The game predictably slowed a little in the second term as both teams tightened up defensively.
The Crows got out to a 15-point lead at the 20-minute mark after Riley Knight converted from 35m with a wobbly mongrel punt, but the Bulldogs hit back when Jack Redpath goaled two minutes later and went into half-time eight points down.
WESTERN BULLDOGS 4.6 7.10 10.16 14.18 (102)
ADELAIDE 6.3 9.6 13.9 16.13 (109)
Western Bulldogs: Dickson 5, Crameri 2, Redpath 2, Stringer 2, Dahlhaus, Jong, Grant
Adelaide: Betts 5, Walker 3, Knight 2, Cameron 2, Henderson, Lynch, Sloane, Thompson
Western Bulldogs: Dahlhaus, Dickson, Hunter, Bontempelli, Wallis, Murphy
Adelaide: Betts, Thompson, Walker, Henderson, Laird, Sloane, Dangerfield
Western Bulldogs: Nil
Western Bulldogs: Caleb Daniel replaced Mitch Honeychurch in the fourth quarter
Adelaide: David McKay replaced Rory Atkins in the third quarter

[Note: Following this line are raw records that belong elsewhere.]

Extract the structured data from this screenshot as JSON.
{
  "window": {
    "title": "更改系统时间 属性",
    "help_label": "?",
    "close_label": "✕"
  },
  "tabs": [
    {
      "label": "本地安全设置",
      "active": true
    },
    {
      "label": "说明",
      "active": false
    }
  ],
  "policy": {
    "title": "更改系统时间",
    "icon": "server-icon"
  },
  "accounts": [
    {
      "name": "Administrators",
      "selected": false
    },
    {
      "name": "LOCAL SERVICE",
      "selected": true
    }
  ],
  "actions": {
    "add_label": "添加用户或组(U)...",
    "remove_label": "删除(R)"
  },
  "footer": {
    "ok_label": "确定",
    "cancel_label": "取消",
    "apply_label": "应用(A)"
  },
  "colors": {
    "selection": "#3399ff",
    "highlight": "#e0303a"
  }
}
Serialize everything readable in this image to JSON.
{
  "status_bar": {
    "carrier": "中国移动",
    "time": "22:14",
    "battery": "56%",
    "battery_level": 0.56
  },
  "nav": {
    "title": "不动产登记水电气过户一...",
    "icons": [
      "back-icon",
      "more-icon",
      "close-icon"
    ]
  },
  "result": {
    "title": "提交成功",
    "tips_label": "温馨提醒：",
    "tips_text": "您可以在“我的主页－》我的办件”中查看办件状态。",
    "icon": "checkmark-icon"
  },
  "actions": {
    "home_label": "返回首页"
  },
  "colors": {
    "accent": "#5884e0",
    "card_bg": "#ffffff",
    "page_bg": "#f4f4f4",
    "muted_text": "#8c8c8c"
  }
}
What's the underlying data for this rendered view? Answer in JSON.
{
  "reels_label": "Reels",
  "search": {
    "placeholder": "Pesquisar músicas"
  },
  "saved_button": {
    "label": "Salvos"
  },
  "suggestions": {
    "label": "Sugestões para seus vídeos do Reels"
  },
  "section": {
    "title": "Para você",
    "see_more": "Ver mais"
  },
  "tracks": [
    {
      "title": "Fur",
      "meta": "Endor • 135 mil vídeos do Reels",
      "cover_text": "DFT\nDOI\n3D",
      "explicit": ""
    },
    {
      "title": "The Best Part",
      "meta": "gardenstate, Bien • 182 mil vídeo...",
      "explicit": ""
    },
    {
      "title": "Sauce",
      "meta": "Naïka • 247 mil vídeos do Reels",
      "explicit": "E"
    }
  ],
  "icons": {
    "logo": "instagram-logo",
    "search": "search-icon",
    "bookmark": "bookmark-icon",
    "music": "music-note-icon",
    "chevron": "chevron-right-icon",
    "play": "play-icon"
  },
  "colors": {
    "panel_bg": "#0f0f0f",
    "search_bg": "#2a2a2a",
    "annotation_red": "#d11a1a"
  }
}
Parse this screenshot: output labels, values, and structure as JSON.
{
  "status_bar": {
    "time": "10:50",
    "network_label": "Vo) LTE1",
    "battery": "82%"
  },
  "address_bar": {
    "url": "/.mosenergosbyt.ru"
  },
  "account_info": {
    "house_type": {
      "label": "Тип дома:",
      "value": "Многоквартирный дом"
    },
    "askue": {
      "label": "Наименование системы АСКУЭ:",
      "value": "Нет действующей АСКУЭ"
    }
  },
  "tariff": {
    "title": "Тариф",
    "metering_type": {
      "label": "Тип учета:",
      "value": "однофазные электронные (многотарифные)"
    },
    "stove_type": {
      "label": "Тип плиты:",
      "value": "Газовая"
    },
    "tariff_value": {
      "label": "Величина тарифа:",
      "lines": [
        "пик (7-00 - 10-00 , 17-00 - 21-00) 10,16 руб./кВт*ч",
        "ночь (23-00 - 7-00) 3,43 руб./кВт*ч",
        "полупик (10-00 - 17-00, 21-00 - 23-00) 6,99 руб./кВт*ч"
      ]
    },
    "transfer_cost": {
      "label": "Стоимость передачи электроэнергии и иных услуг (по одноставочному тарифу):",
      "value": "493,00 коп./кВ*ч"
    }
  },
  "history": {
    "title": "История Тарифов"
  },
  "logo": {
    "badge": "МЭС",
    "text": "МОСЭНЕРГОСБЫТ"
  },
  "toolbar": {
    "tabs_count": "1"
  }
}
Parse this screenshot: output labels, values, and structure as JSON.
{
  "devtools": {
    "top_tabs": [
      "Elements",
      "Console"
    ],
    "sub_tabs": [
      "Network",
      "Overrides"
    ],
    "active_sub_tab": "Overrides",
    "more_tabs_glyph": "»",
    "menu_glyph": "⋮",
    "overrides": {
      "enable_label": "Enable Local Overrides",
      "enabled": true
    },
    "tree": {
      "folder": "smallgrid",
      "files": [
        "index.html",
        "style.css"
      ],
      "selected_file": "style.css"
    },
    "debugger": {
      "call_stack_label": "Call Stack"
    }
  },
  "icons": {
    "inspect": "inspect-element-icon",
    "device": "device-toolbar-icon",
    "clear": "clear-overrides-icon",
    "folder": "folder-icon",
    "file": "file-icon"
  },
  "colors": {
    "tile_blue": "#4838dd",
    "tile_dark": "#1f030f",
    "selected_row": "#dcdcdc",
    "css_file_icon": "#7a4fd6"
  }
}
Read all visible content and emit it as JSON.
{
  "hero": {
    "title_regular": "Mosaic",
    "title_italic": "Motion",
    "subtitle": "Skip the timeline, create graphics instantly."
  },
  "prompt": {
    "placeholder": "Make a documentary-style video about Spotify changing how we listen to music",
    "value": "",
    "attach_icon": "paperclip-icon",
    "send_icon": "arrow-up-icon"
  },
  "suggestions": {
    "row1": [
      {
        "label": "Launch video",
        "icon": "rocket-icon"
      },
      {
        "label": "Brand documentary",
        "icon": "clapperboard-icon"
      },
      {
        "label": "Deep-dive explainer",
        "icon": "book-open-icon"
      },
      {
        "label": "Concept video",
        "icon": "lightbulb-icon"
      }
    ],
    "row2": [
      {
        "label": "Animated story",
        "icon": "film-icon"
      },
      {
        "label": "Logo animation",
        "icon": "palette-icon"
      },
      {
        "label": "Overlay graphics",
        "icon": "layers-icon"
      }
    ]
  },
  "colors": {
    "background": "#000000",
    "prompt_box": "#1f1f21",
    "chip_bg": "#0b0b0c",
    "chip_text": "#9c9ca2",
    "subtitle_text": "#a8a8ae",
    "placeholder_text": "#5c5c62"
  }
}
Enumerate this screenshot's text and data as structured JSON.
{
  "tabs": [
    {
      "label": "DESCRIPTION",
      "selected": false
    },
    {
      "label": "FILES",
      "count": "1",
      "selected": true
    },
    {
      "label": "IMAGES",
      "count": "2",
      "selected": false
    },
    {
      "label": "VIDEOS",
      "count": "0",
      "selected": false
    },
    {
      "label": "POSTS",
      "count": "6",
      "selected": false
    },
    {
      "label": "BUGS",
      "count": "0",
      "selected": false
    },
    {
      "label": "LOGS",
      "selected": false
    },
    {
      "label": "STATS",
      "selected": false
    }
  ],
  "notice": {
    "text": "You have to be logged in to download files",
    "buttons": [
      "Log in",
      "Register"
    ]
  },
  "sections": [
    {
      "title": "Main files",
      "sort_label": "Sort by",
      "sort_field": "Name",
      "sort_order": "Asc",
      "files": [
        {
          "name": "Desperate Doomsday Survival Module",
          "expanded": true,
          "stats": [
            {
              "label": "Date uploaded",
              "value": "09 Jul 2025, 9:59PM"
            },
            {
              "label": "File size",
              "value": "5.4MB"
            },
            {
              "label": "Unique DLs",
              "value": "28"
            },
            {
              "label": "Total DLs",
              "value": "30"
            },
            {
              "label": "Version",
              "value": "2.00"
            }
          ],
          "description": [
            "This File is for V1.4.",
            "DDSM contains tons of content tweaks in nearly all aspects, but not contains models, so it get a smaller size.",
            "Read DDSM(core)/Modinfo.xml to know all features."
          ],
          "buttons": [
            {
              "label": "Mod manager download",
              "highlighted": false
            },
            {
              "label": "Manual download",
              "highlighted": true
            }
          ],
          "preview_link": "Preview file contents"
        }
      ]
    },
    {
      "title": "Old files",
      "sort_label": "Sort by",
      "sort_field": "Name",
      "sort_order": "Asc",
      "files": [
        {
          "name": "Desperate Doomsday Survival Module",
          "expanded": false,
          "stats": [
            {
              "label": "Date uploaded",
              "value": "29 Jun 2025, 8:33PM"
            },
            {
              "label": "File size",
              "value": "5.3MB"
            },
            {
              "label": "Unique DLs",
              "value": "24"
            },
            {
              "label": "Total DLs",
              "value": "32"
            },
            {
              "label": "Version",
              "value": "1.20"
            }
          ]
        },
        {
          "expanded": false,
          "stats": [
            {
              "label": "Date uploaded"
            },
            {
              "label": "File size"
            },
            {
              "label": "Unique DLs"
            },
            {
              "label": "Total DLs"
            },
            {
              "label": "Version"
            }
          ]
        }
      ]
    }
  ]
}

Umpires: Nicholls, Hosking, Schmitt
Official crowd: 60,782 at the MCG